Because of the costly nature of timing belt replacement many car owners can be reluctant to get it replaced at the appropriate time. A recent study found that one out of five vehicles needs a new belt, which is crazy when there are 15+ million cars on Australian roads. Unfortunately this neglect could bring on more costly damages to your engine and components, and when the timing belt does fail you’ll be left stranded as your vehicle cannot operate without it.
It is always better to be preventative rather than reactive so here are a few things your mechanic will look out for.
8 Signs your Timing Belt Needs to be Replaced
1. Material Loss
Belt wear is just like tyre wear, as you lose grip you lose traction, which makes the timing belt slip. This is more likely to happen during high load use (pulling a trailer/caravan) or in wet weather.
2. Belt Abrasion
This normally occurs when there is a tensioner or pulley misalignment, excessive heat or bearing failure. Your mechanic will notice the belt’s edges have been worn down to the filaments inside.

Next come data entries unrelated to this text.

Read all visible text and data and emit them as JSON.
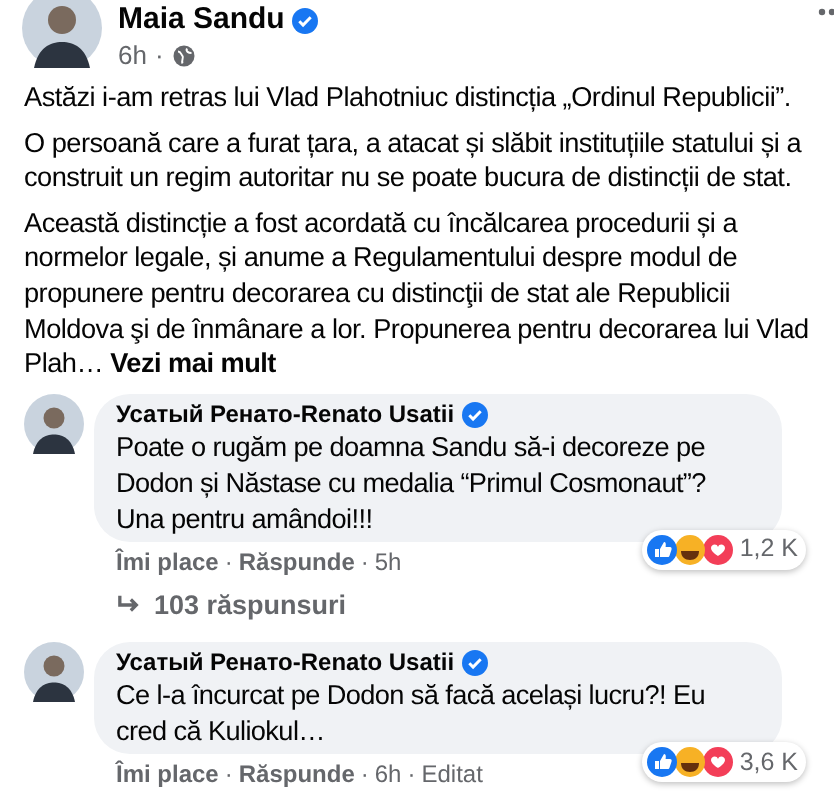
{
  "post": {
    "author": "Maia Sandu",
    "verified": true,
    "time": "6h",
    "separator": "·",
    "paragraphs": [
      "Astăzi i-am retras lui Vlad Plahotniuc distincția „Ordinul Republicii”.",
      "O persoană care a furat țara, a atacat și slăbit instituțiile statului și a construit un regim autoritar nu se poate bucura de distincții de stat.",
      "Această distincție a fost acordată cu încălcarea procedurii și a normelor legale, și anume a Regulamentului despre modul de propunere pentru decorarea cu distincţii de stat ale Republicii Moldova şi de înmânare a lor. Propunerea pentru decorarea lui Vlad Plah…"
    ],
    "see_more": "Vezi mai mult"
  },
  "comments": [
    {
      "author": "Усатый Ренато-Renato Usatii",
      "verified": true,
      "text": "Poate o rugăm pe doamna Sandu să-i decoreze pe Dodon și Năstase cu medalia “Primul Cosmonaut”? Una pentru amândoi!!!",
      "like": "Îmi place",
      "reply": "Răspunde",
      "time": "5h",
      "reaction_count": "1,2 K",
      "replies": "103 răspunsuri"
    },
    {
      "author": "Усатый Ренато-Renato Usatii",
      "verified": true,
      "text": "Ce l-a încurcat pe Dodon să facă același lucru?! Eu cred că Kuliokul…",
      "like": "Îmi place",
      "reply": "Răspunde",
      "time": "6h",
      "edited": "Editat",
      "reaction_count": "3,6 K"
    }
  ]
}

This sign of wear is self-explanatory. Your mechanic will inspect both the topside and underside (rib cross-section); if your vehicle has a neoprene timing belt and there are a lot of cracks this can indicate excessive wear, which needs to be attended to ASAP.
Glazing is when the timing belt has a shiny or glossy appearance on the underside, which means the belt has gone stiff and isn’t providing the flexibility needed. Your mechanic will check this by trying to put an indent into the surface of the belt. If it doesn’t leave a mark the belt needs replacing.
As the timing belt ages the material it loses can build up loosely in the rib cross-sections. This can cause belt noise and excess vibration. Your mechanic will also check the accessory brake pulleys for further material build up as they may also need to be changed.
This occurs when water cannot be dispersed away from the warn belt and pulleys. The belt then hydroplanes on water between the belt and pulleys, which results in a loss of power to engine accessories.
Material loss can also change the effective length of the belt, moving the tensioner beyond its take-up limit. This will reduce overall tension and thus overall performance.
This type of wear will indicate to your mechanic that the tensioner’s internal components may have failed. If the tensioner fails it will result in a high level of noise, vibration and produce excessive heat.
When it’s Time for a Timing Belt Replacement
Ask your mechanic what types of timing belts are available. If he offers both neoprene and EPDM (Ethylene Propylene Diene Monomer) belts ask for the latter as EPDM belts have better performance and use superior technology. A neoprene belt’s life expectancy is around 80,000 to 100,000 km and as they wear cracks will occur, while EPDM belts rarely show these symptoms even at 160,000 km. But like any belt the EPDM range will wear down and still needs to be checked during regular services.
If possible ask your mechanic to fit a Gates timing belt as they produce one of the most reliable belts on the market today. Your mechanic will also use a specifically designed Gates belt wear gauge to check wear rates on the new EPDM belts to make sure your vehicle is performing optimally.
Remember: Timing belt replacement isn’t an option… it’s an essential part of properly maintaining your vehicle.